[Start of Attachment]
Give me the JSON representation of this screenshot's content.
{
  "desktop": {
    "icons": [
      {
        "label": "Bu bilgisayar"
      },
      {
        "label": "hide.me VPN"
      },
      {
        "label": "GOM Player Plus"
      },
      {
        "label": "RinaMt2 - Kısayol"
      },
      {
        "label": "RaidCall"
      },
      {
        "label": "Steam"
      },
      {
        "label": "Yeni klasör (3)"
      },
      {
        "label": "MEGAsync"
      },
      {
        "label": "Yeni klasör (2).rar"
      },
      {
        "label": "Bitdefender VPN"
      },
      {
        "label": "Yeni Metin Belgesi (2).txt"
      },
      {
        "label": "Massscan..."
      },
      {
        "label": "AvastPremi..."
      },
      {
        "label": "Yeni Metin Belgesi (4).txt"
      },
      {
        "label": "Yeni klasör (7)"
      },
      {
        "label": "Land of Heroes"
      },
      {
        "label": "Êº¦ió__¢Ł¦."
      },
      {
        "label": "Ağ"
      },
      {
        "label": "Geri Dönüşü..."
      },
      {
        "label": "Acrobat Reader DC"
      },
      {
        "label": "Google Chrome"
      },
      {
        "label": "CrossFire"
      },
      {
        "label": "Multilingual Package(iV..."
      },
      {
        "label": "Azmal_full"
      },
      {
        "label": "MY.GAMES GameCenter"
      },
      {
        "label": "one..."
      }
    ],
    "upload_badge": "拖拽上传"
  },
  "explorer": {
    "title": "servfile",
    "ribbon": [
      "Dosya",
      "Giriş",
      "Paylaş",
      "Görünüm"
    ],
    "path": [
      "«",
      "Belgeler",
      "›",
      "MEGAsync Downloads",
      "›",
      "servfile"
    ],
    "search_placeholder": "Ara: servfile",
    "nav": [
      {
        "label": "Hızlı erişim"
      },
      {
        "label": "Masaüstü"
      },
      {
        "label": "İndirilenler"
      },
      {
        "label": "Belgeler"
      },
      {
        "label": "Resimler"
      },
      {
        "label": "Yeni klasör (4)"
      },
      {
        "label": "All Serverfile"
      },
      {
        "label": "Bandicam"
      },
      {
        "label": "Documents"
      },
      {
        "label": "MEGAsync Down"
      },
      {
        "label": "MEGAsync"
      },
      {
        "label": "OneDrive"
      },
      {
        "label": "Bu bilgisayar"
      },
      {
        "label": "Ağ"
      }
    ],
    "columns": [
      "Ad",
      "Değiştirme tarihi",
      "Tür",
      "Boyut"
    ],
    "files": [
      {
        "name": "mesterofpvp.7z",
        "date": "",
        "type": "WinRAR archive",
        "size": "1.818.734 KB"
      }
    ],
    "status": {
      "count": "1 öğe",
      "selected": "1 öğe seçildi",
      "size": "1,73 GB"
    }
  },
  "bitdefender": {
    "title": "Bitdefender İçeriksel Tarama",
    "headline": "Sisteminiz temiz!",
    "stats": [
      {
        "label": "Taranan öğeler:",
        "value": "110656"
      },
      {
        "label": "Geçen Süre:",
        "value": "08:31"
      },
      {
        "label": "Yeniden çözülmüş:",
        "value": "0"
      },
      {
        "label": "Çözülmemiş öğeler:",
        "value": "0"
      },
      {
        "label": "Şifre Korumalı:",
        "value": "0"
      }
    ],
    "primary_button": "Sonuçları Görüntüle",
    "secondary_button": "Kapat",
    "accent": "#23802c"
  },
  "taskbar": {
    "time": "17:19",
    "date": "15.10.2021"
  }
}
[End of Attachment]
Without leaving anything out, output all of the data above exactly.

# TASK RESULT
Give me the JSON representation of this screenshot's content.
{
  "desktop": {
    "icons": [
      {
        "label": "Bu bilgisayar"
      },
      {
        "label": "hide.me VPN"
      },
      {
        "label": "GOM Player Plus"
      },
      {
        "label": "RinaMt2 - Kısayol"
      },
      {
        "label": "RaidCall"
      },
      {
        "label": "Steam"
      },
      {
        "label": "Yeni klasör (3)"
      },
      {
        "label": "MEGAsync"
      },
      {
        "label": "Yeni klasör (2).rar"
      },
      {
        "label": "Bitdefender VPN"
      },
      {
        "label": "Yeni Metin Belgesi (2).txt"
      },
      {
        "label": "Massscan..."
      },
      {
        "label": "AvastPremi..."
      },
      {
        "label": "Yeni Metin Belgesi (4).txt"
      },
      {
        "label": "Yeni klasör (7)"
      },
      {
        "label": "Land of Heroes"
      },
      {
        "label": "Êº¦ió__¢Ł¦."
      },
      {
        "label": "Ağ"
      },
      {
        "label": "Geri Dönüşü..."
      },
      {
        "label": "Acrobat Reader DC"
      },
      {
        "label": "Google Chrome"
      },
      {
        "label": "CrossFire"
      },
      {
        "label": "Multilingual Package(iV..."
      },
      {
        "label": "Azmal_full"
      },
      {
        "label": "MY.GAMES GameCenter"
      },
      {
        "label": "one..."
      }
    ],
    "upload_badge": "拖拽上传"
  },
  "explorer": {
    "title": "servfile",
    "ribbon": [
      "Dosya",
      "Giriş",
      "Paylaş",
      "Görünüm"
    ],
    "path": [
      "«",
      "Belgeler",
      "›",
      "MEGAsync Downloads",
      "›",
      "servfile"
    ],
    "search_placeholder": "Ara: servfile",
    "nav": [
      {
        "label": "Hızlı erişim"
      },
      {
        "label": "Masaüstü"
      },
      {
        "label": "İndirilenler"
      },
      {
        "label": "Belgeler"
      },
      {
        "label": "Resimler"
      },
      {
        "label": "Yeni klasör (4)"
      },
      {
        "label": "All Serverfile"
      },
      {
        "label": "Bandicam"
      },
      {
        "label": "Documents"
      },
      {
        "label": "MEGAsync Down"
      },
      {
        "label": "MEGAsync"
      },
      {
        "label": "OneDrive"
      },
      {
        "label": "Bu bilgisayar"
      },
      {
        "label": "Ağ"
      }
    ],
    "columns": [
      "Ad",
      "Değiştirme tarihi",
      "Tür",
      "Boyut"
    ],
    "files": [
      {
        "name": "mesterofpvp.7z",
        "date": "",
        "type": "WinRAR archive",
        "size": "1.818.734 KB"
      }
    ],
    "status": {
      "count": "1 öğe",
      "selected": "1 öğe seçildi",
      "size": "1,73 GB"
    }
  },
  "bitdefender": {
    "title": "Bitdefender İçeriksel Tarama",
    "headline": "Sisteminiz temiz!",
    "stats": [
      {
        "label": "Taranan öğeler:",
        "value": "110656"
      },
      {
        "label": "Geçen Süre:",
        "value": "08:31"
      },
      {
        "label": "Yeniden çözülmüş:",
        "value": "0"
      },
      {
        "label": "Çözülmemiş öğeler:",
        "value": "0"
      },
      {
        "label": "Şifre Korumalı:",
        "value": "0"
      }
    ],
    "primary_button": "Sonuçları Görüntüle",
    "secondary_button": "Kapat",
    "accent": "#23802c"
  },
  "taskbar": {
    "time": "17:19",
    "date": "15.10.2021"
  }
}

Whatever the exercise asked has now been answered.